= PROMPT =
With the pictures left out, write every entry down exactly.

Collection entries

◆ ◆ ◆ ◆ ◆ ◆ ◆

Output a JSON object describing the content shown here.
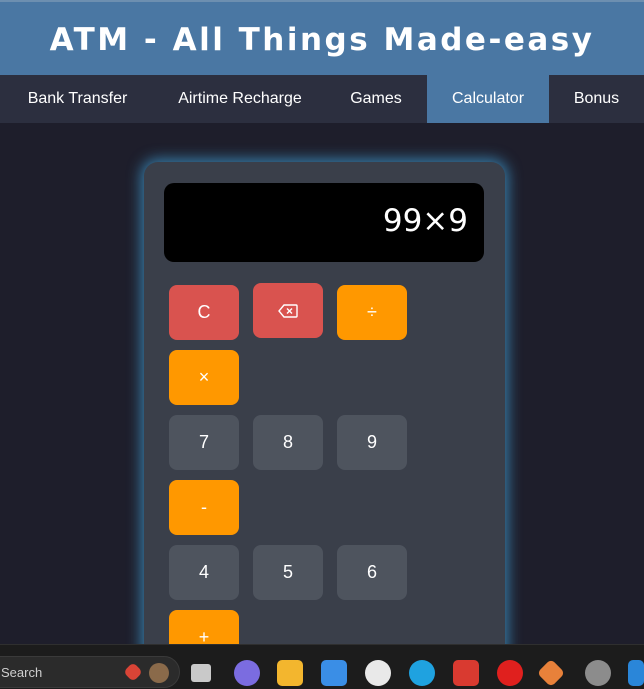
{
  "header": {
    "title": "ATM - All Things Made-easy"
  },
  "nav": {
    "items": [
      {
        "label": "Bank Transfer"
      },
      {
        "label": "Airtime Recharge"
      },
      {
        "label": "Games"
      },
      {
        "label": "Calculator"
      },
      {
        "label": "Bonus"
      }
    ],
    "active": "Calculator"
  },
  "calculator": {
    "display": "99×9",
    "keys": {
      "clear": "C",
      "backspace": "⌫",
      "divide": "÷",
      "multiply": "×",
      "seven": "7",
      "eight": "8",
      "nine": "9",
      "minus": "-",
      "four": "4",
      "five": "5",
      "six": "6",
      "plus": "+"
    }
  },
  "taskbar": {
    "search_label": "Search",
    "apps": [
      "chrome-like-icon",
      "task-view-icon",
      "teams-icon",
      "file-explorer-icon",
      "store-icon",
      "whatsapp-icon",
      "edge-icon",
      "gmail-icon",
      "opera-icon",
      "git-icon",
      "settings-icon",
      "vscode-icon"
    ]
  },
  "colors": {
    "header_bg": "#4a77a3",
    "nav_bg": "#2c2f3f",
    "page_bg": "#1e1e2b",
    "key_red": "#d9534f",
    "key_orange": "#ff9800",
    "key_gray": "#4e545e",
    "glow": "#409cd2"
  }
}
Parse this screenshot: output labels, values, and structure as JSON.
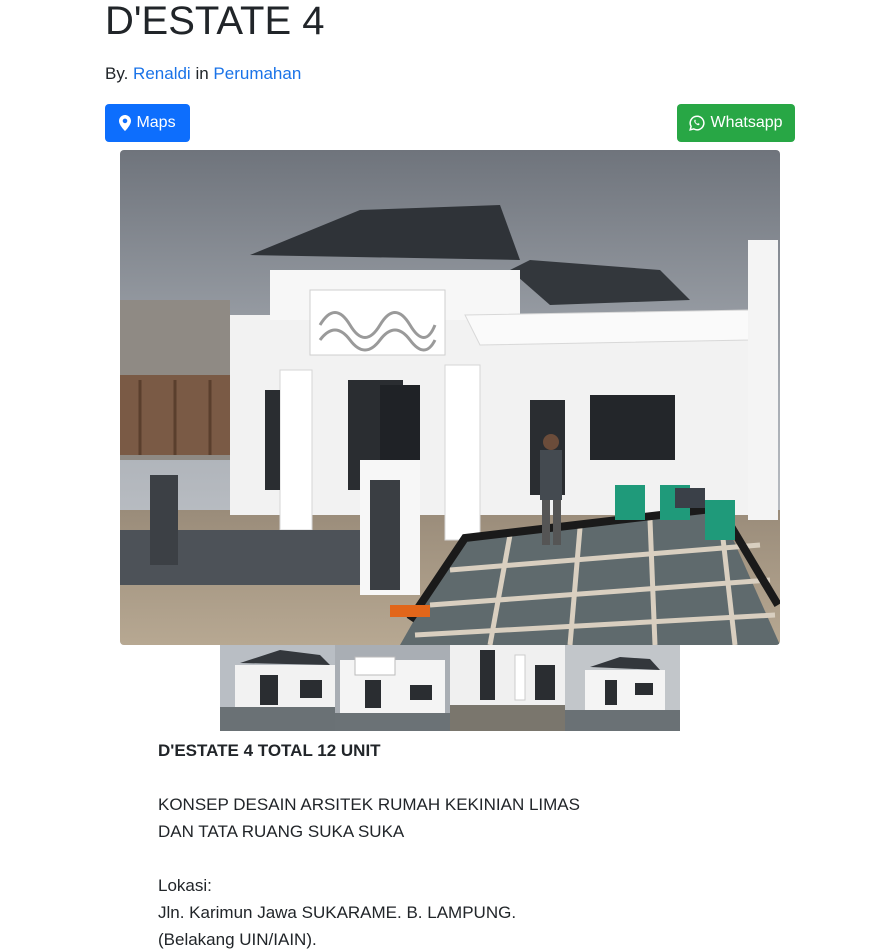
{
  "post": {
    "title": "D'ESTATE 4",
    "by_prefix": "By.",
    "author": "Renaldi",
    "in_word": "in",
    "category": "Perumahan"
  },
  "buttons": {
    "maps_label": "Maps",
    "maps_icon": "map-marker-icon",
    "whatsapp_label": "Whatsapp",
    "whatsapp_icon": "whatsapp-icon",
    "maps_color": "#0d6efd",
    "whatsapp_color": "#28a745"
  },
  "description": {
    "heading": "D'ESTATE 4 TOTAL 12 UNIT",
    "concept_line1": "KONSEP DESAIN ARSITEK RUMAH KEKINIAN LIMAS",
    "concept_line2": "DAN TATA RUANG SUKA SUKA",
    "location_label": "Lokasi:",
    "location_line1": "Jln. Karimun Jawa SUKARAME. B. LAMPUNG.",
    "location_line2": "(Belakang UIN/IAIN)."
  },
  "colors": {
    "link": "#1a73e8",
    "text": "#212529"
  }
}
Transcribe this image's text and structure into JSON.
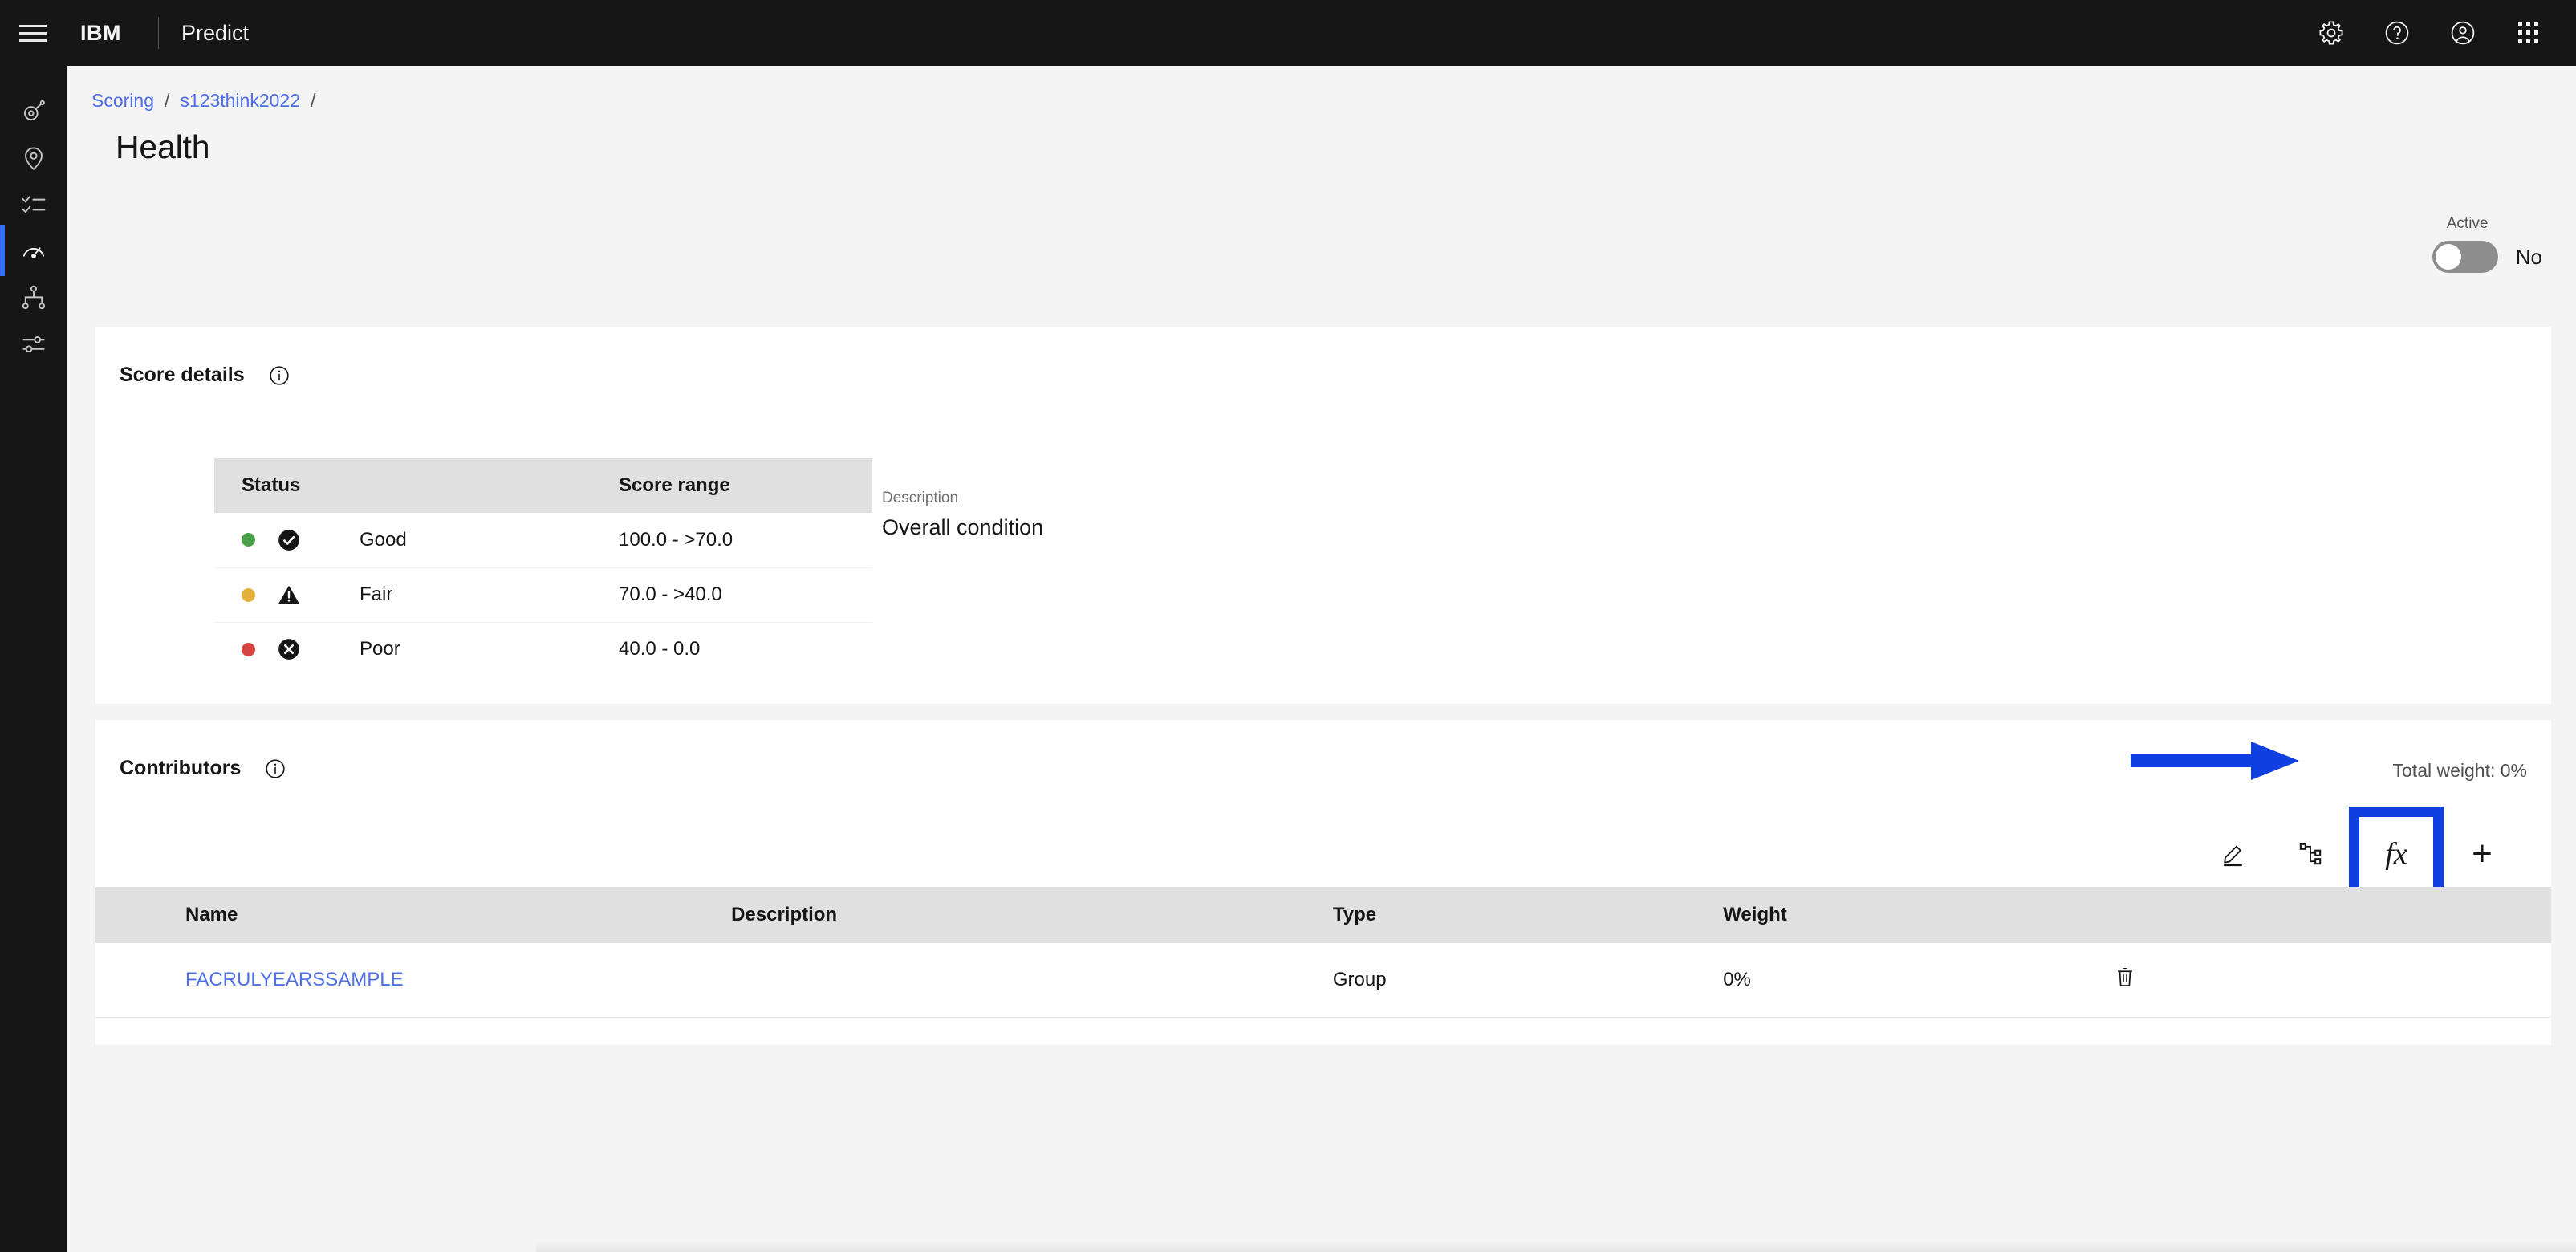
{
  "header": {
    "menu_icon": "hamburger-menu-icon",
    "brand": "IBM",
    "app_name": "Predict",
    "actions": [
      {
        "name": "settings-icon",
        "label": "Settings"
      },
      {
        "name": "help-icon",
        "label": "Help"
      },
      {
        "name": "user-avatar-icon",
        "label": "Profile"
      },
      {
        "name": "app-switcher-icon",
        "label": "App switcher"
      }
    ]
  },
  "sidebar": {
    "items": [
      {
        "name": "asset-icon",
        "active": false
      },
      {
        "name": "location-pin-icon",
        "active": false
      },
      {
        "name": "checklist-icon",
        "active": false
      },
      {
        "name": "gauge-icon",
        "active": true
      },
      {
        "name": "hierarchy-icon",
        "active": false
      },
      {
        "name": "sliders-icon",
        "active": false
      }
    ],
    "active_indicator_color": "#2f6ef3"
  },
  "breadcrumb": {
    "items": [
      "Scoring",
      "s123think2022"
    ],
    "separator": "/",
    "trailing_separator": "/",
    "link_color": "#4d6fe8"
  },
  "page": {
    "title": "Health"
  },
  "active_toggle": {
    "label": "Active",
    "value": "No",
    "state": "off"
  },
  "score_details": {
    "title": "Score details",
    "info_icon": "info-icon",
    "columns": [
      "Status",
      "Score range"
    ],
    "rows": [
      {
        "status_label": "Good",
        "score_range": "100.0 - >70.0",
        "dot_color": "#4aa04a",
        "icon": "check-filled-icon"
      },
      {
        "status_label": "Fair",
        "score_range": "70.0 - >40.0",
        "dot_color": "#e4b23c",
        "icon": "warning-filled-icon"
      },
      {
        "status_label": "Poor",
        "score_range": "40.0 - 0.0",
        "dot_color": "#d64541",
        "icon": "error-filled-icon"
      }
    ],
    "description_label": "Description",
    "description_value": "Overall condition"
  },
  "contributors": {
    "title": "Contributors",
    "info_icon": "info-icon",
    "total_weight_label": "Total weight: 0%",
    "toolbar": [
      {
        "name": "edit-icon",
        "label": "Edit",
        "highlighted": false
      },
      {
        "name": "group-icon",
        "label": "Group",
        "highlighted": false
      },
      {
        "name": "function-icon",
        "label": "fx",
        "highlighted": true
      },
      {
        "name": "add-icon",
        "label": "+",
        "highlighted": false
      }
    ],
    "columns": [
      "Name",
      "Description",
      "Type",
      "Weight"
    ],
    "rows": [
      {
        "expander": "chevron-down-icon",
        "name": "FACRULYEARSSAMPLE",
        "description": "",
        "type": "Group",
        "weight": "0%",
        "action": "delete-icon"
      }
    ]
  },
  "annotation": {
    "arrow_color": "#0f3fe0",
    "highlight_color": "#0f3fe0",
    "points_to": "function-icon"
  }
}
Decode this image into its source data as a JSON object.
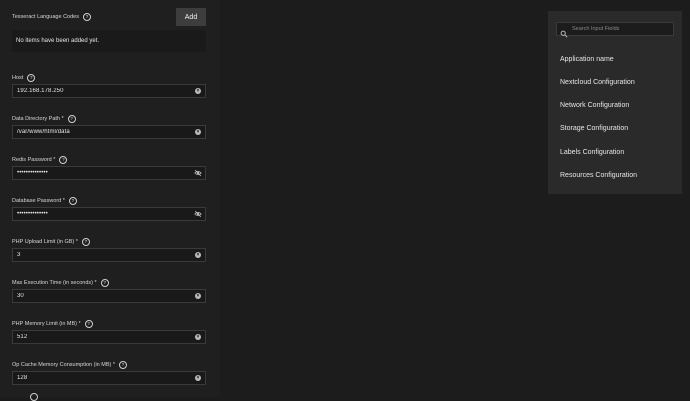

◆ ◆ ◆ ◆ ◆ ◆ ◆

= OUTPUT FOR THIS TASK =
Output a JSON object describing the content shown here.
{
  "header": {
    "title": "ATM - All Things Made-easy"
  },
  "nav": {
    "items": [
      {
        "label": "Bank Transfer"
      },
      {
        "label": "Airtime Recharge"
      },
      {
        "label": "Games"
      },
      {
        "label": "Calculator"
      },
      {
        "label": "Bonus"
      }
    ],
    "active": "Calculator"
  },
  "calculator": {
    "display": "99×9",
    "keys": {
      "clear": "C",
      "backspace": "⌫",
      "divide": "÷",
      "multiply": "×",
      "seven": "7",
      "eight": "8",
      "nine": "9",
      "minus": "-",
      "four": "4",
      "five": "5",
      "six": "6",
      "plus": "+"
    }
  },
  "taskbar": {
    "search_label": "Search",
    "apps": [
      "chrome-like-icon",
      "task-view-icon",
      "teams-icon",
      "file-explorer-icon",
      "store-icon",
      "whatsapp-icon",
      "edge-icon",
      "gmail-icon",
      "opera-icon",
      "git-icon",
      "settings-icon",
      "vscode-icon"
    ]
  },
  "colors": {
    "header_bg": "#4a77a3",
    "nav_bg": "#2c2f3f",
    "page_bg": "#1e1e2b",
    "key_red": "#d9534f",
    "key_orange": "#ff9800",
    "key_gray": "#4e545e",
    "glow": "#409cd2"
  }
}
Parse this screenshot: output labels, values, and structure as JSON.
{
  "post": {
    "title": "D'ESTATE 4",
    "by_prefix": "By.",
    "author": "Renaldi",
    "in_word": "in",
    "category": "Perumahan"
  },
  "buttons": {
    "maps_label": "Maps",
    "maps_icon": "map-marker-icon",
    "whatsapp_label": "Whatsapp",
    "whatsapp_icon": "whatsapp-icon",
    "maps_color": "#0d6efd",
    "whatsapp_color": "#28a745"
  },
  "description": {
    "heading": "D'ESTATE 4 TOTAL 12 UNIT",
    "concept_line1": "KONSEP DESAIN ARSITEK RUMAH KEKINIAN LIMAS",
    "concept_line2": "DAN TATA RUANG SUKA SUKA",
    "location_label": "Lokasi:",
    "location_line1": "Jln. Karimun Jawa SUKARAME. B. LAMPUNG.",
    "location_line2": "(Belakang UIN/IAIN)."
  },
  "colors": {
    "link": "#1a73e8",
    "text": "#212529"
  }
}
Transcribe this image's text and structure into JSON.
{
  "header": {
    "menu_icon": "hamburger-menu-icon",
    "brand": "IBM",
    "app_name": "Predict",
    "actions": [
      {
        "name": "settings-icon",
        "label": "Settings"
      },
      {
        "name": "help-icon",
        "label": "Help"
      },
      {
        "name": "user-avatar-icon",
        "label": "Profile"
      },
      {
        "name": "app-switcher-icon",
        "label": "App switcher"
      }
    ]
  },
  "sidebar": {
    "items": [
      {
        "name": "asset-icon",
        "active": false
      },
      {
        "name": "location-pin-icon",
        "active": false
      },
      {
        "name": "checklist-icon",
        "active": false
      },
      {
        "name": "gauge-icon",
        "active": true
      },
      {
        "name": "hierarchy-icon",
        "active": false
      },
      {
        "name": "sliders-icon",
        "active": false
      }
    ],
    "active_indicator_color": "#2f6ef3"
  },
  "breadcrumb": {
    "items": [
      "Scoring",
      "s123think2022"
    ],
    "separator": "/",
    "trailing_separator": "/",
    "link_color": "#4d6fe8"
  },
  "page": {
    "title": "Health"
  },
  "active_toggle": {
    "label": "Active",
    "value": "No",
    "state": "off"
  },
  "score_details": {
    "title": "Score details",
    "info_icon": "info-icon",
    "columns": [
      "Status",
      "Score range"
    ],
    "rows": [
      {
        "status_label": "Good",
        "score_range": "100.0 - >70.0",
        "dot_color": "#4aa04a",
        "icon": "check-filled-icon"
      },
      {
        "status_label": "Fair",
        "score_range": "70.0 - >40.0",
        "dot_color": "#e4b23c",
        "icon": "warning-filled-icon"
      },
      {
        "status_label": "Poor",
        "score_range": "40.0 - 0.0",
        "dot_color": "#d64541",
        "icon": "error-filled-icon"
      }
    ],
    "description_label": "Description",
    "description_value": "Overall condition"
  },
  "contributors": {
    "title": "Contributors",
    "info_icon": "info-icon",
    "total_weight_label": "Total weight: 0%",
    "toolbar": [
      {
        "name": "edit-icon",
        "label": "Edit",
        "highlighted": false
      },
      {
        "name": "group-icon",
        "label": "Group",
        "highlighted": false
      },
      {
        "name": "function-icon",
        "label": "fx",
        "highlighted": true
      },
      {
        "name": "add-icon",
        "label": "+",
        "highlighted": false
      }
    ],
    "columns": [
      "Name",
      "Description",
      "Type",
      "Weight"
    ],
    "rows": [
      {
        "expander": "chevron-down-icon",
        "name": "FACRULYEARSSAMPLE",
        "description": "",
        "type": "Group",
        "weight": "0%",
        "action": "delete-icon"
      }
    ]
  },
  "annotation": {
    "arrow_color": "#0f3fe0",
    "highlight_color": "#0f3fe0",
    "points_to": "function-icon"
  }
}
Decode this image into its source data as a JSON object.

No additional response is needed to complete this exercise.